Late in the Autumn of 1897, a lone seagull flew south from the shores of Antelope Island in the Great Salt Lake. It landed on this shoreline. The majestic white feathered bird carried in it’s mouth a large cricket. A wondering fisherman by the name of William James Camp spotted the lonely fowl and named his favorite fishing hole Lake Cricket. Although not identified on any known map, this secret fishery remained a pioneer favorite for many years.
This beautiful lake was nearly wiped out during the industrial revolution. Richard Jay Bona, a committed conservationist, discovered the forgotten lake and dedicated his life to it’s preservation. Saved and restored nearly 100 years ago to the day when a lonely seagull was seen regurgitating the last known cricket to die from the now famous Mormon cricket infestation.
Temple Square Hotel
The Temple Square Hotel, once located on this corner, opened to much fanfare in 1930. Designed by the firm of Ashton and Evans, the hotel was one of the finest in the city, featuring a private bath and built in radio in every room. A more intimate setting than the grand Hotel Utah up the street, it marked the city’s growth as a regional business center.

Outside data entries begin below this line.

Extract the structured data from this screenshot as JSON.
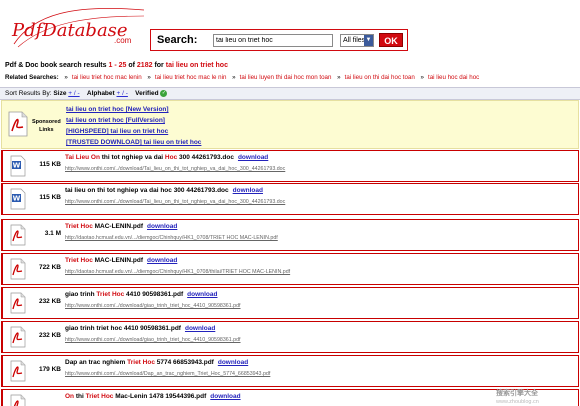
{
  "logo": {
    "text": "PdfDatabase",
    "suffix": ".com"
  },
  "search": {
    "label": "Search:",
    "query": "tai lieu on triet hoc",
    "filter_selected": "All files",
    "submit_label": "OK"
  },
  "results_info": {
    "prefix": "Pdf & Doc book search results",
    "range": "1 - 25",
    "of": "of",
    "total": "2182",
    "for": "for",
    "query": "tai lieu on triet hoc"
  },
  "related": {
    "label": "Related Searches:",
    "items": [
      "tai lieu triet hoc mac lenin",
      "tai lieu triet hoc mac le nin",
      "tai lieu luyen thi dai hoc mon toan",
      "tai lieu on thi dai hoc toan",
      "tai lieu hoc dai hoc"
    ]
  },
  "sort": {
    "label": "Sort Results By:",
    "size_label": "Size",
    "size_toggle": "+ / -",
    "alpha_label": "Alphabet",
    "alpha_toggle": "+ / -",
    "verified_label": "Verified",
    "check_glyph": "✓"
  },
  "sponsored": {
    "label_line1": "Sponsored",
    "label_line2": "Links",
    "links": [
      "tai lieu on triet hoc [New Version]",
      "tai lieu on triet hoc [FullVersion]",
      "[HIGHSPEED] tai lieu on triet hoc",
      "[TRUSTED DOWNLOAD] tai lieu on triet hoc"
    ]
  },
  "results": [
    {
      "type": "doc",
      "size": "115 KB",
      "title_parts": [
        [
          "Tai Lieu On",
          true
        ],
        [
          " thi tot nghiep va dai ",
          false
        ],
        [
          "Hoc",
          true
        ],
        [
          " 300 44261793.doc",
          false
        ]
      ],
      "download": "download",
      "url": "http://www.onthi.com/../download/Tai_lieu_on_thi_tot_nghiep_va_dai_hoc_300_44261793.doc"
    },
    {
      "type": "doc",
      "size": "115 KB",
      "title_parts": [
        [
          "tai lieu on thi tot nghiep va dai hoc 300 44261793.doc",
          false
        ]
      ],
      "download": "download",
      "url": "http://www.onthi.com/../download/Tai_lieu_on_thi_tot_nghiep_va_dai_hoc_300_44261793.doc"
    },
    {
      "type": "pdf",
      "size": "3.1 M",
      "title_parts": [
        [
          "Triet Hoc",
          true
        ],
        [
          " MAC-LENIN.pdf",
          false
        ]
      ],
      "download": "download",
      "url": "http://daotao.hcmuaf.edu.vn/.../diemgoc/Chinhquy/HK1_0708/TRIET HOC MAC-LENIN.pdf"
    },
    {
      "type": "pdf",
      "size": "722 KB",
      "title_parts": [
        [
          "Triet Hoc",
          true
        ],
        [
          " MAC-LENIN.pdf",
          false
        ]
      ],
      "download": "download",
      "url": "http://daotao.hcmuaf.edu.vn/.../diemgoc/Chinhquy/HK1_0708/thilai/TRIET HOC MAC-LENIN.pdf"
    },
    {
      "type": "pdf",
      "size": "232 KB",
      "title_parts": [
        [
          "giao trinh ",
          false
        ],
        [
          "Triet Hoc",
          true
        ],
        [
          " 4410 90598361.pdf",
          false
        ]
      ],
      "download": "download",
      "url": "http://www.onthi.com/../download/giao_trinh_triet_hoc_4410_90598361.pdf"
    },
    {
      "type": "pdf",
      "size": "232 KB",
      "title_parts": [
        [
          "giao trinh triet hoc 4410 90598361.pdf",
          false
        ]
      ],
      "download": "download",
      "url": "http://www.onthi.com/../download/giao_trinh_triet_hoc_4410_90598361.pdf"
    },
    {
      "type": "pdf",
      "size": "179 KB",
      "title_parts": [
        [
          "Dap an trac nghiem ",
          false
        ],
        [
          "Triet Hoc",
          true
        ],
        [
          " 5774 66853943.pdf",
          false
        ]
      ],
      "download": "download",
      "url": "http://www.onthi.com/../download/Dap_an_trac_nghiem_Triet_Hoc_5774_66853943.pdf"
    },
    {
      "type": "pdf",
      "size": "",
      "title_parts": [
        [
          "On",
          true
        ],
        [
          " thi ",
          false
        ],
        [
          "Triet Hoc",
          true
        ],
        [
          " Mac-Lenin 1478 19544396.pdf",
          false
        ]
      ],
      "download": "download",
      "url": ""
    }
  ],
  "watermark": {
    "line1": "搜索引擎大全",
    "line2": "www.zhoublog.cn"
  },
  "colors": {
    "accent": "#d10a10",
    "link": "#2222bb",
    "sponsored_bg": "#fdfcd2"
  }
}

For decades, the Temple Square Hotel was a particularly popular venue for wedding celebrations. The hotel was renovated and renamed the Inn at Temple Square in 1990 and then demolished in 2006 to make way for the Promontory on South Temple.